PC based sound card. Thing that I have left long time ago. Just got a time to visit my friend’s with his new toy, a PC based audio source equipped with the latest PCI-E sound card, ASUS Xonar Essence STX II 7.1. It might worth to have a look (and listen) for a while.

The card itself has a common “Lion Tiger” logo found in many of other ASUS product. The logo actually engraved in the top plate which also acts as a shield for the components underneath this plate. Some says this can help to shield against outside interference – which is true.

We can also easily see Nichicon Fine Gold capacitor here. And some solid capacitor in some position.


Under the plate, we can see some more interesting stuff – MUSES Op-Amp from New Japan Radio Co., Ltd. This time, we are seeing MUSES 8820 (Bipolar) and MUSES 8920 (JFet). Why ASUS is using different type? It’s simply because not everyone is best when it comes to specific task – or commonly said as the right man at the right position. And ASUS simply believes that. Therefore, with all consideration, they are using different Op-Amp on different position.


The DAC itself is PCM1792 which is considered as one of the premium DAC available on the market. Definitely the idea is so clear that ASUS is targeting a serious listener for this sound card – not just a typical PC user or gamer.


But off course, using too many expensive parts will also easily brings the product cost into a high price band. Therefore, we can see some cost saving here. The extra 6 channels which is located in add-on card and connected with ribbon wire to main board  will be using only lower grade DAC (PCM1796) and LM4562NA + JRC 2114D Op-Amp combo. Frankly speaking, this combination also not a cheap combo, but still more affordable than the one used at main stereo channel (MUSES 8820 + MUSES 8920 and PCM1792).

By the way, it has also a dedicated plug for headphone and equipped with dedicated headphone amplifier.
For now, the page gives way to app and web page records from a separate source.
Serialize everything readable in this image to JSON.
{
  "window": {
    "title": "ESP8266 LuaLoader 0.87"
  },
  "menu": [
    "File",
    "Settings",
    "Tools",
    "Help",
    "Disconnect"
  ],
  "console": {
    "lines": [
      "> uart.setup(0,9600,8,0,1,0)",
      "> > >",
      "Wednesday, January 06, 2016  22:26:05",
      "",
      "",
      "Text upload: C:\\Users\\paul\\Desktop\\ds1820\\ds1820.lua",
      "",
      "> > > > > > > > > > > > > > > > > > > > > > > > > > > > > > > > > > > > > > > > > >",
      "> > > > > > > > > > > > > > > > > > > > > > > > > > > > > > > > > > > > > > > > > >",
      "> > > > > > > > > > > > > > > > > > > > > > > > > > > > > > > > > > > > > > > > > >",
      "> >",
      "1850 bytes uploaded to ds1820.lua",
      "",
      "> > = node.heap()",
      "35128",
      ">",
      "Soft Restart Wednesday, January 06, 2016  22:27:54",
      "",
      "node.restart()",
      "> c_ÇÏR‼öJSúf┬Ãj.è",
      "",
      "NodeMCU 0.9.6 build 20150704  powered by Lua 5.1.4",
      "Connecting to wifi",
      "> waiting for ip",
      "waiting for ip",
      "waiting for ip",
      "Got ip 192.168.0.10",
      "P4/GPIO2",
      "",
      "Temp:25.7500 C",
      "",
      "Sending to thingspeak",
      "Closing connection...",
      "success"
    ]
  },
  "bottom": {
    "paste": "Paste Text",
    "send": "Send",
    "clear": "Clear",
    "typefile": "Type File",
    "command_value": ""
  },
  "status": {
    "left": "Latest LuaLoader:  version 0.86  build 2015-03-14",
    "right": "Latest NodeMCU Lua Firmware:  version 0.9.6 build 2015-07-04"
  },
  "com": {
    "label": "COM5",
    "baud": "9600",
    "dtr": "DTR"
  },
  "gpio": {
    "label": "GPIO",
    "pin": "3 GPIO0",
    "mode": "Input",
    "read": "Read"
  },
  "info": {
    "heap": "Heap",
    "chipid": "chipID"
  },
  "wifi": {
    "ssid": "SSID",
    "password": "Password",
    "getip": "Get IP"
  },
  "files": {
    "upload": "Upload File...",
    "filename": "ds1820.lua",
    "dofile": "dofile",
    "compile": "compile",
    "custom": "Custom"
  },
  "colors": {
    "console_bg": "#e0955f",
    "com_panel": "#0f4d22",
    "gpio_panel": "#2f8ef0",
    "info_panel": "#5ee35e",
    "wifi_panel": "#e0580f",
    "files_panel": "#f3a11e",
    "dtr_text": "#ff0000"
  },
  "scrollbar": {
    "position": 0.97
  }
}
So it might be interesting for you who enjoy your headphone quite a lot.


We connect this setup with a multimedia speaker Logitech Z960 to feel the multichannel atmosphere and also to a pair of speaker in home audio setup (2A3/solid state amplifier and a pair of bookshelf speaker).

I’m quite familiar with most of ASUS’ sound signature, which is most of the time has bold high, crisp, and detailed, while the low segment is quite heavy and punchy. It could be that most of the ASUS’ design is mainly for PC based listener, who might enjoy that kind of sound signature – especially in gaming.

But this ASUS Xonar Essence STX II 7.1 is different. It has liquid sound, good staging, fluid mid, proper low, and just enough high. I would say that the tone is richer and more pleasant to listen – which is quite suprising. Not really typical common PCI-E based sound card. A little bit laid-back and relaxed. Female vocal like Cai Qin, Diana Krall, to Stacey Kent and Siti Nurhaliza, has enough body to be enjoyed – which is something that not an easy task to do by PC based audio system.



Off course better design on this ASUS Xonar Essence STX II 7.1 helps ASUS to bring this card into a higher level that its previous generation. And from my perspective, the MUSES also helps a lot to give “analogue” feel. If you want to get back the typical ASUS’ sonic signature, I think you can easily swap the opamp to LM/LME 4562 family. The sonic will drastically change to other side which might be preferable for some people. Well, that’s the idea of making the Op-Amp swappable, right?

Be mindful that I’m talking in PC based environment – so please set the expectation on PC based level. Don’t expect this will outperform your dedicated audio source or external USB DAC. If we are comparing with external/dedicated audio source, this ASUS Xonar Essence STX II 7.1 still a bit “boxed” in terms of space and not that “relaxed”.

Moving to a bit complex music like Classic or Baroque, I think we are hitting the limit of most internal sound card, not only ASUS Xonar Essence STX II 7.1. Noise and other interference inside the PC might require extra tuning to get the better result. Haydn, Vivaldi, Eiji Oue might sound better on ASUS Xonar Essence STX II 7.1 vs most internal sound card that I’ve tested (with some exception like premium studio Lynx TWO old PCI-based or EMU1820), but still we are on the edge when it comes to this kind of music.

What is my conclusion on this short testing? I would say that ASUS has done great job on Xonar Essence STX II 7.1. It sets a new standard in PCI-E internal sound card competition for music listener. Not only for gaming purpose, but a serious music listener should be able to enjoy this new card from ASUS and all of its improvement. Definitely better in music compared to its predecessor. It might not sound as analogue as Onkyo’s sound card, but on certain circumstances, I would say too analogue also could be troublesome as we are not using our PC 100% for music. This sound card is just nice to balance the world. We can always swap the Op-Amp with more aggressive LM4562 or LME49720 / LME49710 – if you need a bolder pronunciation high/low and sacrifice the musicality a bit.